Instructions to follow: Using the material that follows, say how many lines contain the string "this". Answer with a number only.

Source data:
*** Block opens ***

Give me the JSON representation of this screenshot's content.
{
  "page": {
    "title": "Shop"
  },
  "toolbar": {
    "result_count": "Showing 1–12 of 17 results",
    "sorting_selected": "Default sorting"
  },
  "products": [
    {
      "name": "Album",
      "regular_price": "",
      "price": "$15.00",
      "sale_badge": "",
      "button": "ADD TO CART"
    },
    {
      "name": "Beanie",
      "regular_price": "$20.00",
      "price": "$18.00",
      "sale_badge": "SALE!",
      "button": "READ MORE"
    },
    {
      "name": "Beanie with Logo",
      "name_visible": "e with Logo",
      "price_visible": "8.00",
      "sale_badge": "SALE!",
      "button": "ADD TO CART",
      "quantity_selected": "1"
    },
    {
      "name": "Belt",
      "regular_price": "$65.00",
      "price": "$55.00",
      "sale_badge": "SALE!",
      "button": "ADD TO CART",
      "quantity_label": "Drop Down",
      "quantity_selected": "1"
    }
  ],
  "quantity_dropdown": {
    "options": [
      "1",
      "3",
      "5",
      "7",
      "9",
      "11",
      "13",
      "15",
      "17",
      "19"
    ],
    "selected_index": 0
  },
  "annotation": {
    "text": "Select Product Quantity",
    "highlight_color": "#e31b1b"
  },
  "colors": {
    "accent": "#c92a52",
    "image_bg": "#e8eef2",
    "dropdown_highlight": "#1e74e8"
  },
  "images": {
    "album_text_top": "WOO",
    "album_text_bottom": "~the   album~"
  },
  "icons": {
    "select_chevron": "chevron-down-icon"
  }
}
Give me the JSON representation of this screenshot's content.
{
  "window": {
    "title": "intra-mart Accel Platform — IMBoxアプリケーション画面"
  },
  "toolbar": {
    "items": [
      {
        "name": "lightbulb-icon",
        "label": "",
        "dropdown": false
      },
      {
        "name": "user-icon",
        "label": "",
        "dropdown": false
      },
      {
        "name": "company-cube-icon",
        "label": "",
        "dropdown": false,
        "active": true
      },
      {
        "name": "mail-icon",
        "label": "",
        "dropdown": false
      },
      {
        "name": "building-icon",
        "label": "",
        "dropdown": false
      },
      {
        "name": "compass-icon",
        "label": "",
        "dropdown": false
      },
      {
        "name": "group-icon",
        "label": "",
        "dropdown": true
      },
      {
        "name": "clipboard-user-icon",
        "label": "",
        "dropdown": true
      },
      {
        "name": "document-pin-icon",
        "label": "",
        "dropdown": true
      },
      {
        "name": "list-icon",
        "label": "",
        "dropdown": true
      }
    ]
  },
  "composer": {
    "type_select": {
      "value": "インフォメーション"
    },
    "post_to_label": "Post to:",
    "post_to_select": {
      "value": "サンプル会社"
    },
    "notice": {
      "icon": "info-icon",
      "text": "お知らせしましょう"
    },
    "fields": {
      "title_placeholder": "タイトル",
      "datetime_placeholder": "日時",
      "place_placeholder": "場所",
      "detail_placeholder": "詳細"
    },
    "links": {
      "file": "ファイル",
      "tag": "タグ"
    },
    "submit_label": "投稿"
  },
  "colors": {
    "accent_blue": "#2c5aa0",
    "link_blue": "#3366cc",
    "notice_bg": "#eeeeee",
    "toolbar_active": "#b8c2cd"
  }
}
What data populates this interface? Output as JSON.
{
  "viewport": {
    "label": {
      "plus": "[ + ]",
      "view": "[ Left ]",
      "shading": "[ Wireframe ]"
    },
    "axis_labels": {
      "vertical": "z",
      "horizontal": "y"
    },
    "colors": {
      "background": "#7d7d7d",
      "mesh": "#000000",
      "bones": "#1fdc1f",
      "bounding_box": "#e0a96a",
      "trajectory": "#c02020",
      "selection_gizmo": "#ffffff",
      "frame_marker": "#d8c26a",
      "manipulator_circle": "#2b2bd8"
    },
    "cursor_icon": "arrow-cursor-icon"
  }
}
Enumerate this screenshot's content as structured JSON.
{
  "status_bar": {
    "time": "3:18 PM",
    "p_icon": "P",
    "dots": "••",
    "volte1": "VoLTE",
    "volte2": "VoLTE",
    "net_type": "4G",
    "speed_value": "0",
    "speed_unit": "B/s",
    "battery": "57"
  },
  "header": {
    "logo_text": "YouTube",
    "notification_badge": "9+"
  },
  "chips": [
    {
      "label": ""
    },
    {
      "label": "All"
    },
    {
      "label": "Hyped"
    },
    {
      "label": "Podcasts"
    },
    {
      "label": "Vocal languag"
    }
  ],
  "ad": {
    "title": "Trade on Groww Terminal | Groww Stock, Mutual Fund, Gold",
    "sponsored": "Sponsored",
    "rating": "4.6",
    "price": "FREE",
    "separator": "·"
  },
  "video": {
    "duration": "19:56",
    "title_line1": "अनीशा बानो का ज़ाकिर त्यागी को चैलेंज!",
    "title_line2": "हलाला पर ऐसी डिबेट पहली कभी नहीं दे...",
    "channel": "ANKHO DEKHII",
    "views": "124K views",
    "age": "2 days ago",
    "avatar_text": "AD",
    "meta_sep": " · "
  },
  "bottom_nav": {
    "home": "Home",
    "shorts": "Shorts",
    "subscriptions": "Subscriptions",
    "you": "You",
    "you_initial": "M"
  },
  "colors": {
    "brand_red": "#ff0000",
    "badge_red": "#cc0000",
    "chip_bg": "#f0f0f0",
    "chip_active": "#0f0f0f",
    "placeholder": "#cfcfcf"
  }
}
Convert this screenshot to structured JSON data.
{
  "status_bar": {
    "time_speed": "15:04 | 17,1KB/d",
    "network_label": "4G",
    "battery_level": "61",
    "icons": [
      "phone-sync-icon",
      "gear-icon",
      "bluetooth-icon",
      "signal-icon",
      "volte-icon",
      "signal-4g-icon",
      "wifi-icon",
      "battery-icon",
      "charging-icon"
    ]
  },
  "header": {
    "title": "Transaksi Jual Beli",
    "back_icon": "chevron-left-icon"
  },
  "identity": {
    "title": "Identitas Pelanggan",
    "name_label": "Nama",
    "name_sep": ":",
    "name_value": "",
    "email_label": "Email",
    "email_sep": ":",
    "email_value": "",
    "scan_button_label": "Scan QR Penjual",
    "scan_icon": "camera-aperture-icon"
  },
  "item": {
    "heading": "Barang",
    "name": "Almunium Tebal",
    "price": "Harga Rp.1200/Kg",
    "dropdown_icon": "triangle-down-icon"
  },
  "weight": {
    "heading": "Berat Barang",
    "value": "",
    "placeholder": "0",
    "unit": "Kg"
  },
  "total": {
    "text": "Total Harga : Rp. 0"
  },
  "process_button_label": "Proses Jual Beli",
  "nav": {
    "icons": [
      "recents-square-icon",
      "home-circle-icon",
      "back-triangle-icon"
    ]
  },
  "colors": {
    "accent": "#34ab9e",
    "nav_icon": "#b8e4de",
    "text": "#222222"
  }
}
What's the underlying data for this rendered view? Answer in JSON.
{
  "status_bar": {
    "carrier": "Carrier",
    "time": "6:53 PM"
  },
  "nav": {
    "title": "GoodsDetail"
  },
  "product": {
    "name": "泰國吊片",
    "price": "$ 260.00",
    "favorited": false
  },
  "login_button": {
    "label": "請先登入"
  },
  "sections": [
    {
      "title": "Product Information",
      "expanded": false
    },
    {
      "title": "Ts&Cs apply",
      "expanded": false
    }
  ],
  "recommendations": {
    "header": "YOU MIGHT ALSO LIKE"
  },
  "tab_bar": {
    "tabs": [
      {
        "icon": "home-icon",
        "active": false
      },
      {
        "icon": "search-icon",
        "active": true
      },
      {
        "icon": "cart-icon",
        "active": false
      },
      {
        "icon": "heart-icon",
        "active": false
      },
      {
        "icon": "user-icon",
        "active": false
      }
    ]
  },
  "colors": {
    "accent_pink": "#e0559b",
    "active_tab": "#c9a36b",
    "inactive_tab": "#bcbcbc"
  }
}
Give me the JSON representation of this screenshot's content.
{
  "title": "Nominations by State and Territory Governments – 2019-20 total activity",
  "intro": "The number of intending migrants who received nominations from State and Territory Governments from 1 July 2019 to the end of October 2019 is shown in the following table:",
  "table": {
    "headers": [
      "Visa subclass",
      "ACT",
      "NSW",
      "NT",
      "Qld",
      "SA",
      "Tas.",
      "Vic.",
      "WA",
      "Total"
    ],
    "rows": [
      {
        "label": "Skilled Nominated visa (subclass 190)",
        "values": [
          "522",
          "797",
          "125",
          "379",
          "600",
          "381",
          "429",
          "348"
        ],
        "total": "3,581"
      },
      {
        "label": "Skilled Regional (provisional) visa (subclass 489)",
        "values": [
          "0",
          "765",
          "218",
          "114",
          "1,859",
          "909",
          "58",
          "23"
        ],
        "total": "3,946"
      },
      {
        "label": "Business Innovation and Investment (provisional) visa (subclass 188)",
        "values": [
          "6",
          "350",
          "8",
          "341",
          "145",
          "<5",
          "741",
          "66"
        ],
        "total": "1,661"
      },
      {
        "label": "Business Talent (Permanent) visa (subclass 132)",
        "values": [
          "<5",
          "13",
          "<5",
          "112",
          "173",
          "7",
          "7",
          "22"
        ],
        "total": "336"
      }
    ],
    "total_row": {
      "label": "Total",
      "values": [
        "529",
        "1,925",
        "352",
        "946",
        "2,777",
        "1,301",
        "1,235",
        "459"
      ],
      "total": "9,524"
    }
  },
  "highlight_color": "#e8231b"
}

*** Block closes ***

Written answer: 7